DATA EXTRACT »
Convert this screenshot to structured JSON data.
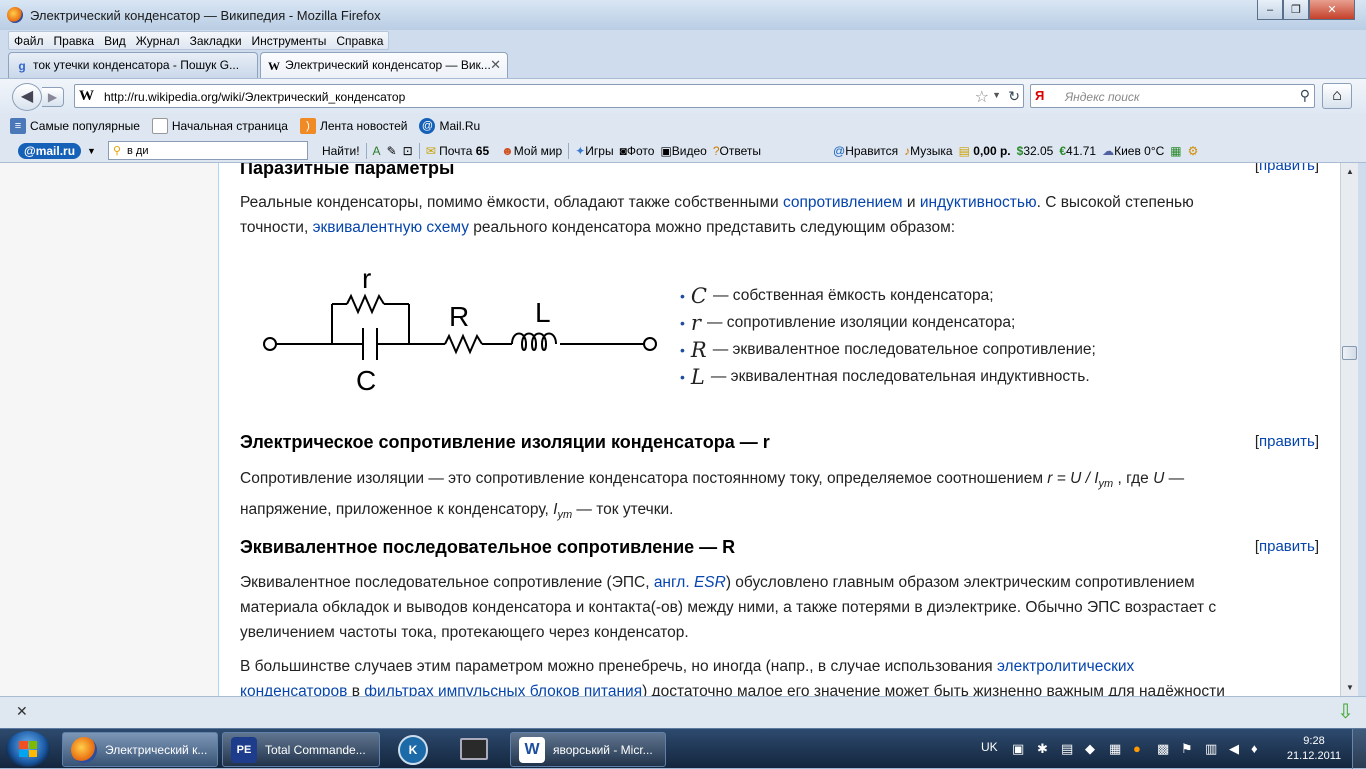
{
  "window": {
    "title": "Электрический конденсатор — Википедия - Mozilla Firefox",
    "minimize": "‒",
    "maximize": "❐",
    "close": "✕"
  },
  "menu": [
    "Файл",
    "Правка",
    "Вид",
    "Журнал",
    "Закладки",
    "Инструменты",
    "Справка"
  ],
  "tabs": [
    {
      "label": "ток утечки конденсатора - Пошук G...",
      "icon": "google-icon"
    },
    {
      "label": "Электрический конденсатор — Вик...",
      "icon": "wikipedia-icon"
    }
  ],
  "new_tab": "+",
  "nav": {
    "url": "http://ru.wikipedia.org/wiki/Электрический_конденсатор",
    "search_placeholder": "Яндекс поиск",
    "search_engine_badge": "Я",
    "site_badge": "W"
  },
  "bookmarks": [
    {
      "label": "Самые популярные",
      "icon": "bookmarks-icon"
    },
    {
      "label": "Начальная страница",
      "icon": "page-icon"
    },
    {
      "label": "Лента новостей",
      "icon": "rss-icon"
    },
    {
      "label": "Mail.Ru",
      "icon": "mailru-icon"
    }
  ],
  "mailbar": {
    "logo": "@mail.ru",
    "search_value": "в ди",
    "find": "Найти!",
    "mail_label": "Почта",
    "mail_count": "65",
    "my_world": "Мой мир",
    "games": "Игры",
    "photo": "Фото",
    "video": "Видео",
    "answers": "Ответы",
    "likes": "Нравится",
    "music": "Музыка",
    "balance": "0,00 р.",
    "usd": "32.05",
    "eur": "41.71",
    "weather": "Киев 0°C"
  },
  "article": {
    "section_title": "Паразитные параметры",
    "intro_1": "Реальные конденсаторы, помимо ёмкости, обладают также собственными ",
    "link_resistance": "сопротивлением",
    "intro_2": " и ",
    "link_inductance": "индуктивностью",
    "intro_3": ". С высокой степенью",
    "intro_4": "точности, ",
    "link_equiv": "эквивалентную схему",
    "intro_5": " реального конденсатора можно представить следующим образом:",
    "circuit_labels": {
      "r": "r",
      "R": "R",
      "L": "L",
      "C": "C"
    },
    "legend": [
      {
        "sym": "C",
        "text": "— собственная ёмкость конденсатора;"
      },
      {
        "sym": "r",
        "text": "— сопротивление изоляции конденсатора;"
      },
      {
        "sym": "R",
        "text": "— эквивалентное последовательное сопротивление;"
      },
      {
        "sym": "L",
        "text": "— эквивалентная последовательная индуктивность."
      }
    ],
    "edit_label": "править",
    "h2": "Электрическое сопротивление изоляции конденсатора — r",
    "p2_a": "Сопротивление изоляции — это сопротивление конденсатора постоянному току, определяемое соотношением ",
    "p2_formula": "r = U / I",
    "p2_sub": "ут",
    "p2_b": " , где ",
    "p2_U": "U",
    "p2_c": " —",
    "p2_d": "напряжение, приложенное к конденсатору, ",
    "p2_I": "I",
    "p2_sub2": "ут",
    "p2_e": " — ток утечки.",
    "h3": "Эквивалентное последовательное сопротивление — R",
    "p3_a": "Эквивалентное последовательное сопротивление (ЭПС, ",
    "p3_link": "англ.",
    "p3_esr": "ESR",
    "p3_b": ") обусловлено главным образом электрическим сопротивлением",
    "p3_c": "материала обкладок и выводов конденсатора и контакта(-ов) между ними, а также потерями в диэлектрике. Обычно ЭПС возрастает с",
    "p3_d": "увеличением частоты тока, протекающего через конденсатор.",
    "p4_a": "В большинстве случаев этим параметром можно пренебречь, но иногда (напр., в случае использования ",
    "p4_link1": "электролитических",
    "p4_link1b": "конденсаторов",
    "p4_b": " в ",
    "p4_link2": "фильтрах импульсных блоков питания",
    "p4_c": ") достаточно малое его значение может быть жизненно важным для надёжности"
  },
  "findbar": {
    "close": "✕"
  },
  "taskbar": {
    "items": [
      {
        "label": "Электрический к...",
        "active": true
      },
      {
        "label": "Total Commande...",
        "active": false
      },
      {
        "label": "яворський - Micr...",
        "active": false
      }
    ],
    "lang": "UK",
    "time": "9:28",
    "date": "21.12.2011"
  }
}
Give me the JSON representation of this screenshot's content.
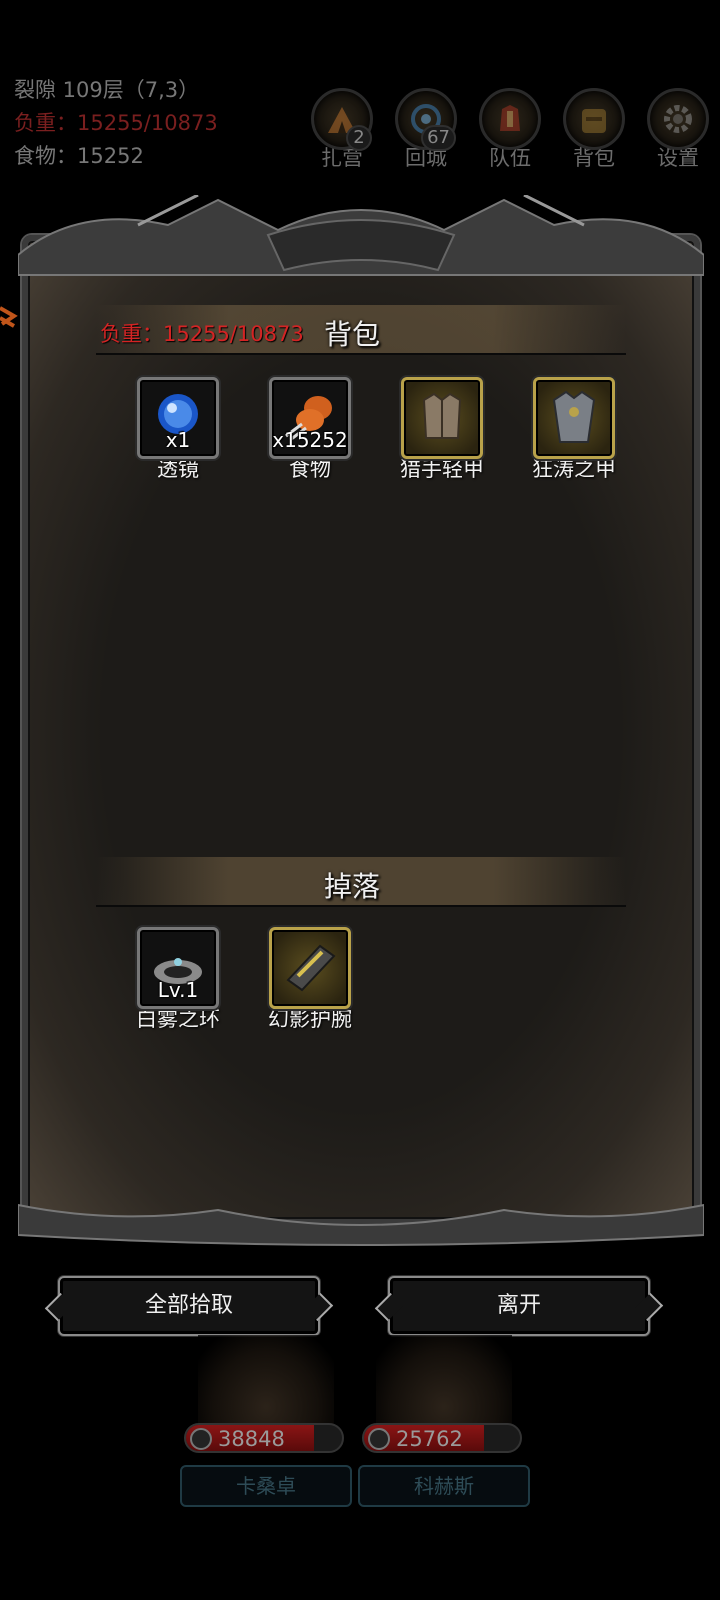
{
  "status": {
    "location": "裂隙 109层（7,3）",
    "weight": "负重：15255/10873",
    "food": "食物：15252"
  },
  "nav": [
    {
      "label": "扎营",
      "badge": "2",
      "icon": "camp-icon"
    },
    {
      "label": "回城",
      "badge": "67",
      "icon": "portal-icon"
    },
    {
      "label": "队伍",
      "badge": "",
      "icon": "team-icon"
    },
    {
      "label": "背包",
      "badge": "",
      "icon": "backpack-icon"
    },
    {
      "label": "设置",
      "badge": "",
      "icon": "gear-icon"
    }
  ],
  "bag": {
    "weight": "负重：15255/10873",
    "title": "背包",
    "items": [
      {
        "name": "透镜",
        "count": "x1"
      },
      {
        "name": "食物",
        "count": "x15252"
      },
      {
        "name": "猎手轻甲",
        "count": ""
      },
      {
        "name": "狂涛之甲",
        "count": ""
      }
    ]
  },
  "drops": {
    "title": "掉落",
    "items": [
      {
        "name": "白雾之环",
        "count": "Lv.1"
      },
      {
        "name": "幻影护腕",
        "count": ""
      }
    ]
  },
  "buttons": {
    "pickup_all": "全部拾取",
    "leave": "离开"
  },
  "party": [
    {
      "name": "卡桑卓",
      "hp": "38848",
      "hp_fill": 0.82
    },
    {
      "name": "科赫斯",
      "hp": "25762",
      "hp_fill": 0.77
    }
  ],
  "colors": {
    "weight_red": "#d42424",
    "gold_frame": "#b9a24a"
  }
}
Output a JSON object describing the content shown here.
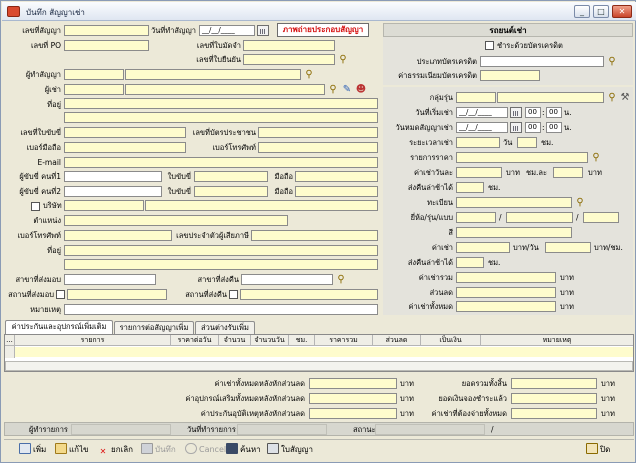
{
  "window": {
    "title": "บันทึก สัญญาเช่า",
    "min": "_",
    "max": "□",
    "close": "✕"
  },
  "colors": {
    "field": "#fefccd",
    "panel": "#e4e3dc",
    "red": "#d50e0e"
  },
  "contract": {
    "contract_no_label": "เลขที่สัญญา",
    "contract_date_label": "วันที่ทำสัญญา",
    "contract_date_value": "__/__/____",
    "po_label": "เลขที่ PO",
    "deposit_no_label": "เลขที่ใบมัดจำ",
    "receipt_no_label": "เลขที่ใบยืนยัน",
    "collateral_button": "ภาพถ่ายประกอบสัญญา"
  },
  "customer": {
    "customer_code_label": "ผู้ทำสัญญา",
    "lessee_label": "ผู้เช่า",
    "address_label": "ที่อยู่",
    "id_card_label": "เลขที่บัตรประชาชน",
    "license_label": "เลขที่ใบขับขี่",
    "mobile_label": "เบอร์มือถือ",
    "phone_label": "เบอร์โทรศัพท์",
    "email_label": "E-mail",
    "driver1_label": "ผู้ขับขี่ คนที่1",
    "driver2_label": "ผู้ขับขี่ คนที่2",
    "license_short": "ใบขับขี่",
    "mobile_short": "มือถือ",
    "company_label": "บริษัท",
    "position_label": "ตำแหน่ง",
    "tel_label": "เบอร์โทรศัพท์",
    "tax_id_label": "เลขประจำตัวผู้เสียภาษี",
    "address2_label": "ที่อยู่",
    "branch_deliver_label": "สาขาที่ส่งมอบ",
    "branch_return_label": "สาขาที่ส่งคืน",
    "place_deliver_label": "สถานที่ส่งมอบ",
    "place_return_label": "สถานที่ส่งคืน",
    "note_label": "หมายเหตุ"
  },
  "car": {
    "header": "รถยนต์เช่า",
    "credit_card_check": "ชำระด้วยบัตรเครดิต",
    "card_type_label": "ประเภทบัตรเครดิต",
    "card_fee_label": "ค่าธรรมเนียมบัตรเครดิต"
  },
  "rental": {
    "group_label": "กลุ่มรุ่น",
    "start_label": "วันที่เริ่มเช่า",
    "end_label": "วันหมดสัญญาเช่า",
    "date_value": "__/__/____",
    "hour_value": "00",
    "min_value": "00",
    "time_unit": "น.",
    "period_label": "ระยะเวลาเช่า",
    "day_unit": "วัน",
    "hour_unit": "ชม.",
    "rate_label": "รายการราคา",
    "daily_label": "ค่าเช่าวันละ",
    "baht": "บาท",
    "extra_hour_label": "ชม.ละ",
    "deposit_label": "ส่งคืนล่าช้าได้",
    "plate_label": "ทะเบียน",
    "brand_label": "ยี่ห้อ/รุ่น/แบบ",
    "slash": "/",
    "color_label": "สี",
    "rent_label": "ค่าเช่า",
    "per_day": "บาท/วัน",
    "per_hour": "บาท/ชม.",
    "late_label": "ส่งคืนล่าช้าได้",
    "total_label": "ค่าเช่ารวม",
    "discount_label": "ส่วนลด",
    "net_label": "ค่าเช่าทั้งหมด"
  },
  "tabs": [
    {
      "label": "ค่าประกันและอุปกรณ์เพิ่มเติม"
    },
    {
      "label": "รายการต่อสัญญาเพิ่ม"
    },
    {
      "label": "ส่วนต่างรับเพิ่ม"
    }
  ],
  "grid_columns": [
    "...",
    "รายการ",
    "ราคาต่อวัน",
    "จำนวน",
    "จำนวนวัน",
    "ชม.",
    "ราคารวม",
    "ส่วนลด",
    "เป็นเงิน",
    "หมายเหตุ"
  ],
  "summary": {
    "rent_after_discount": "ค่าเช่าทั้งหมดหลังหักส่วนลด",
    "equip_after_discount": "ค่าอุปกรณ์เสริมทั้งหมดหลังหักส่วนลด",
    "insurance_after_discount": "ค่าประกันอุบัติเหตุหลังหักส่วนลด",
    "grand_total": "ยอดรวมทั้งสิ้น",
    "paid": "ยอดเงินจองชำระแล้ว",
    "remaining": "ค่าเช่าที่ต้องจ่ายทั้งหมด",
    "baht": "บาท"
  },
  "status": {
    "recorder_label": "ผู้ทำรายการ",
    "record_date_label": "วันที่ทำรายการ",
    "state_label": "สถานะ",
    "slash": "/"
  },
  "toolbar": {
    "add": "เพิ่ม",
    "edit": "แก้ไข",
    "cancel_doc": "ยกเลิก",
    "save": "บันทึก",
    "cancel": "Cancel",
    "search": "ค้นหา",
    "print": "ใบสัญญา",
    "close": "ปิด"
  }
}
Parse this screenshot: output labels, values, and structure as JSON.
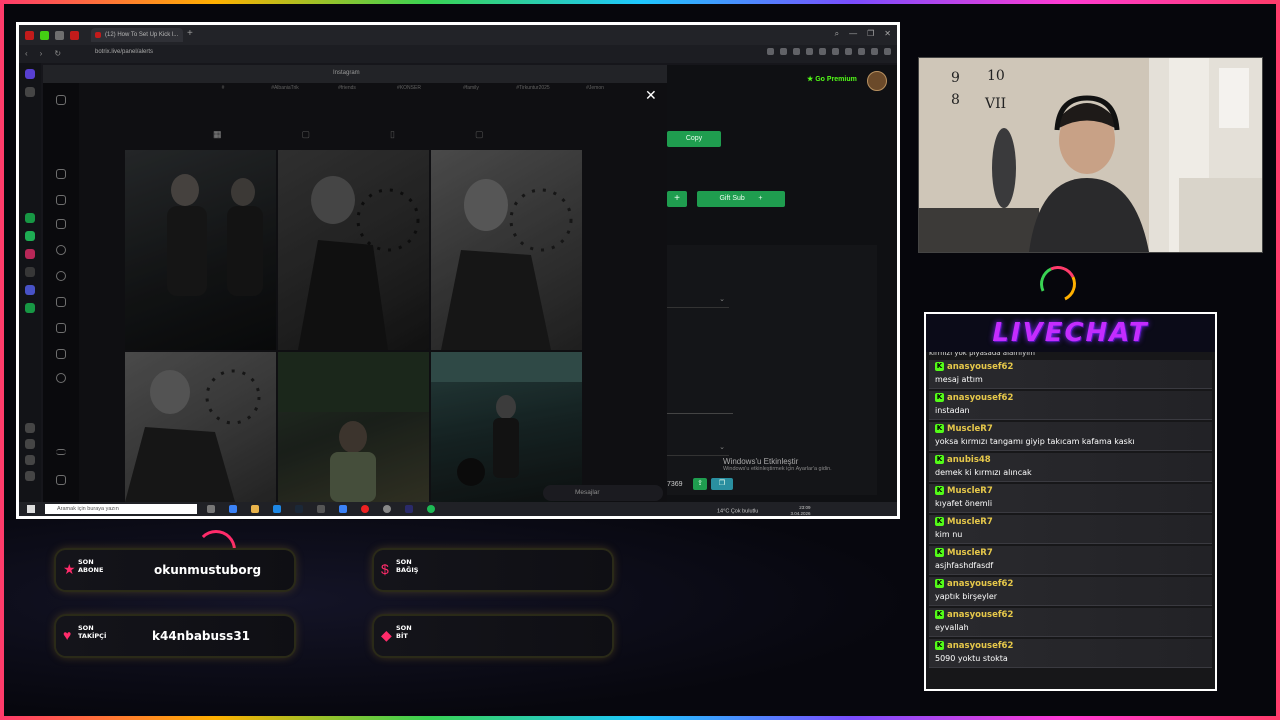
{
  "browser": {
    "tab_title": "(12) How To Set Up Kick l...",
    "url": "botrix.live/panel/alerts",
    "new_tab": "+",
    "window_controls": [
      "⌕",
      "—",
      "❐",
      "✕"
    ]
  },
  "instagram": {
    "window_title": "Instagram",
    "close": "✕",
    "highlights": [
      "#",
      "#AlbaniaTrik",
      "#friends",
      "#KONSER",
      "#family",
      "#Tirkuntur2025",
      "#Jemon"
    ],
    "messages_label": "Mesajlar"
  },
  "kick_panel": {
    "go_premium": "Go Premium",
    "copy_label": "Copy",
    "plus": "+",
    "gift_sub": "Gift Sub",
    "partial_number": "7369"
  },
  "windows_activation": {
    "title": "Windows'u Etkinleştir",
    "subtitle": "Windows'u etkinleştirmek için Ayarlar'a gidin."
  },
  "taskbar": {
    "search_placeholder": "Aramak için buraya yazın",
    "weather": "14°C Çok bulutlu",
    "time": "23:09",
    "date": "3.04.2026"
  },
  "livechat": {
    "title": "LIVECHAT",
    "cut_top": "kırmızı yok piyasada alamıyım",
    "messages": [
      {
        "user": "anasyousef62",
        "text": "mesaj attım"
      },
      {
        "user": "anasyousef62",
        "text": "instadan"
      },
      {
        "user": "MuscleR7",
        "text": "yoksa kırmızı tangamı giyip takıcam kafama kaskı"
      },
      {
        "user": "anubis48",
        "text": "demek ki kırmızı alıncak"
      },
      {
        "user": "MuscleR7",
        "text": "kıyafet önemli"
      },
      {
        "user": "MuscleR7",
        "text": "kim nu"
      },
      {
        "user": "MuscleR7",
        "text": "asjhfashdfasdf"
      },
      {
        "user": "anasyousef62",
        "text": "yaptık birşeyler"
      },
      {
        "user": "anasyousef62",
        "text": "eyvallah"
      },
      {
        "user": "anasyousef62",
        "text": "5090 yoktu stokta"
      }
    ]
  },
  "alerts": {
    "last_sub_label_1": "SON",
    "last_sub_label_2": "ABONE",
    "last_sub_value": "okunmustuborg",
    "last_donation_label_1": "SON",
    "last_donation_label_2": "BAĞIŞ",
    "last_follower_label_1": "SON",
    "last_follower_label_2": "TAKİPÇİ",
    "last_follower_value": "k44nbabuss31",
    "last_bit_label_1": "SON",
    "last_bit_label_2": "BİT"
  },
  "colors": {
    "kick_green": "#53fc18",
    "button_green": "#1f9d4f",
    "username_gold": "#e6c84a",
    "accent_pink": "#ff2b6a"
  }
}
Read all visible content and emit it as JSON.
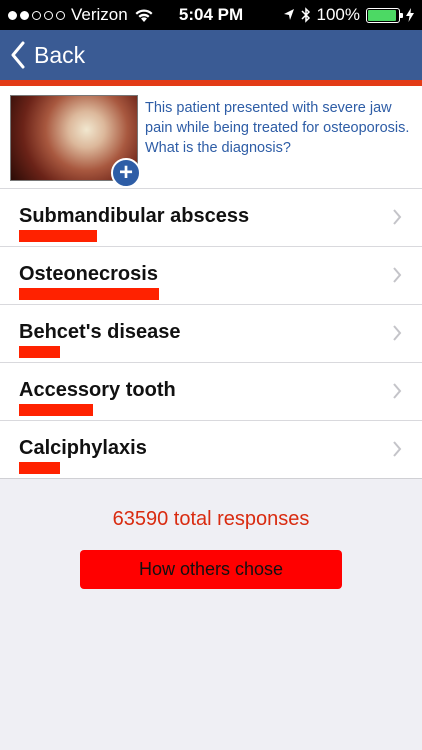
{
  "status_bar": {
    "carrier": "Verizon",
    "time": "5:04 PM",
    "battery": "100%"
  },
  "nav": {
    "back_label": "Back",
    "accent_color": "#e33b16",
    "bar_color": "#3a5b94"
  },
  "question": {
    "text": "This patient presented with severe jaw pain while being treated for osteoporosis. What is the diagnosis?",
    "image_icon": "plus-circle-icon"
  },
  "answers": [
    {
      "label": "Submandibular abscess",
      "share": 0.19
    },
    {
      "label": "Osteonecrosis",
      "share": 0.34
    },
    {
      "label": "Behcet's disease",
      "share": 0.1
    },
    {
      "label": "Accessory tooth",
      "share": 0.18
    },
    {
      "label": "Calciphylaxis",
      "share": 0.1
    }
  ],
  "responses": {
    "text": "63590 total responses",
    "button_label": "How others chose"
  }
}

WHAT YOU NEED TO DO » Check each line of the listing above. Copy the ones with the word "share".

RESPONSE AREA »
      "share": 0.19
      "share": 0.34
      "share": 0.1
      "share": 0.18
      "share": 0.1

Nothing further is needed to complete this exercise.